PRELIMINARY NOTE: In this non-review, I spell the composer's name Chaykovskiy, a more accurate English transliteration of the Russian Чайковский than the French Tchaikovsky or German Tschaikowsky.
No, this is not a review. It's a rant. You can also find it on Goodreads. But first, some thanks.
I thank Bob Fazakerly, the long-serving keyboard accompanist at my church, for lending me this not-quite-biography. When I first joined the church, our backup accompanist was Jimmy Mathis, a dear friend of Van Cliburn from their Juilliard days, who is quoted extensively in the book.
I also thank Cliburn himself for recording My Favorite Chopin while still hale and hearty, basking in the afterglow of his inaugural Chaykovskiy Competition victory. His Polonaise in A-flat still gives me spinal shivers of awe. Like Cliburn, Freddy Chopin was a skinny, neurasthenic kid who kept his orientation hidden for years and could get crowds swooning with his playing. Legend has it that, by the time he had finished writing that particular Polonaise, he was too weak from consumption to perform it. (Thanks to you as well, Freddy.)
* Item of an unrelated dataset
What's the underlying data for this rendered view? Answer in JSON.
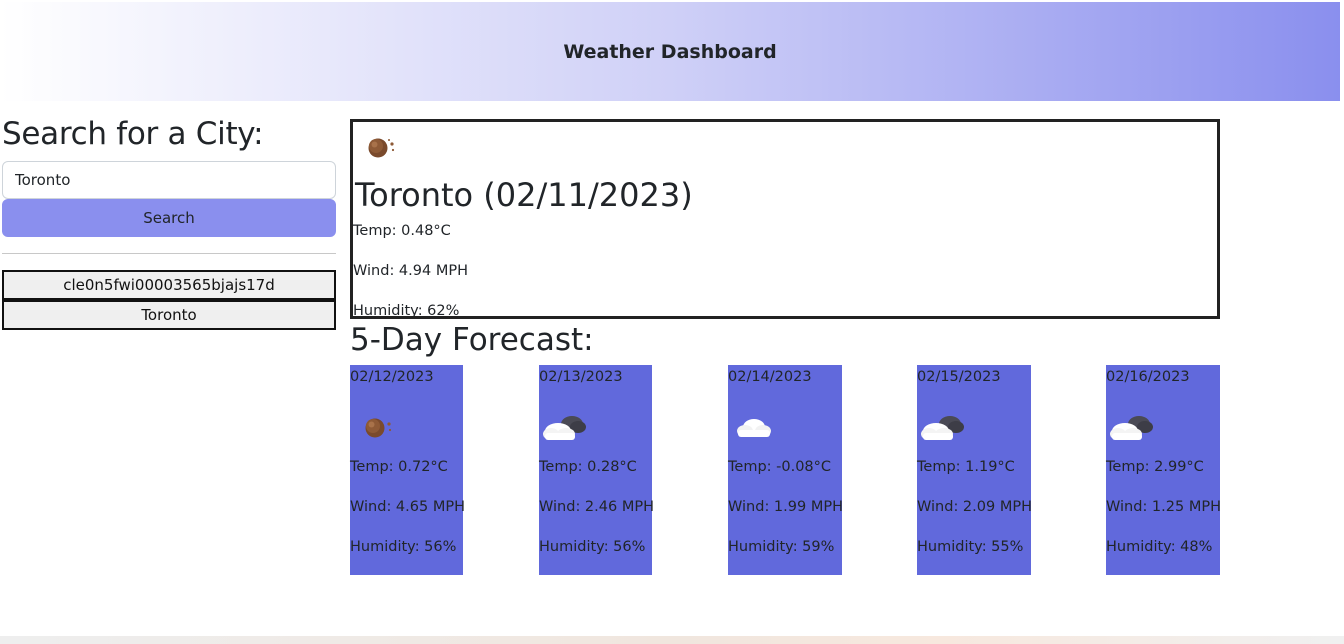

The main portion of the events depicted in When the World Stopped to Listen happened almost 60 years ago. In various subtle ways, however, the story is quite relevant in 2017. As he began the research and writing, Stuart Isacoff likely could not have foreseen the push toward a new Cold War that emerged from the 2016 election cycle. Also, he reminds us that so much of what we consider high art and culture is created or interpreted by LGBT+ folk, in this post-Obergefell time of homophobic and transphobic backlash.
It is not nostalgia for the original Cold War era that made reading about the mass government-induced paranoia in both the US and USSR such dark fun. All the recollections of listening devices planted in hotel rooms, KGB agents shadowing the performers, and J. Edgar Hoover dithering about whether to blow the whistle on Van Cliburn's sexual orientation seem quaint today. I would never want to return to that time or revive the circumstances. I would also love to see the current kinder, gentler surveillance state demolished in the US, Russia, and wherever it exists, thank you very much.
With his sentimentalized approach to Romantic concerto repertoire, Cliburn won the hearts of Russian/Soviet music-lovers and First Secretary Nikita Khrushchev in 1958. Isacoff and his various interview subjects give Cliburn credit for beginning the Great Thaw that culminated in the 1980s with Mikhail Gorbachev's glasnost i perestroika.
It spoils nothing to emphasize that Cliburn was gay; as was Sviatoslav Richter (supposedly), his greatest advocate on the Chaykovskiy Competition jury; as was Pyotr Ilyich Chaykovskiy himself, Russia's most celebrated composer for piano and for orchestra. And yet, after all this time, after all these events, Russian society has never really warmed to its LGBT+ population; in fact, today there is a revival of official institutional homophobia there—as there is in the US, but here we see more pushback against the homophobic agenda.
A more salient point for me is that, although he was born just across the Louisiana line in Shreveport, Cliburn was a gay Texan. After living and studying for some years in New York, where the classical music scene was one big convivial closet, he chose to move back to Texas, settling in Fort Worth. Texas is not known for its acceptance of LGBT+, as our GOP-dominated state government has amply illustrated in recent years.
Cliburn is merely the most internationally famous of many non-straight celebrities who have called this state home. Sadly, his name is less known here than in his second home, Russia. Nine out of ten Texans, when asked "Who was Van Cliburn?" would reply either "I don't know" or "Wasn't he a football coach?"
It irks me no end when bigots of all stripes refuse to recognize that what we call "American culture" has been cobbled together from Black, Italian, Jewish, and Gay/Lesbian components. Anyone who is proud to be a Texan, an American, or a Christian should know that Cliburn was too. With all his eccentricities, addictions, and repressed stage-fright that gnawed at him for years, he loved people, irrespective of national origin, orientation, faith tradition or lack thereof. He was generous in the extreme, so sincere and earnest as to appear naive, and deeply concerned that children and youth with musical inclinations should have the same opportunities he had. To my mind, that all makes him a better Texan, American, and Christian than all the bigots who would push him back into the closet.
Blogging Sporadically since 2014
Here you will find political campaign-related entries, as well as some about my literature, Houston underground arts, peace & justice, urban cycling, soccer, alt-religion, and other topics.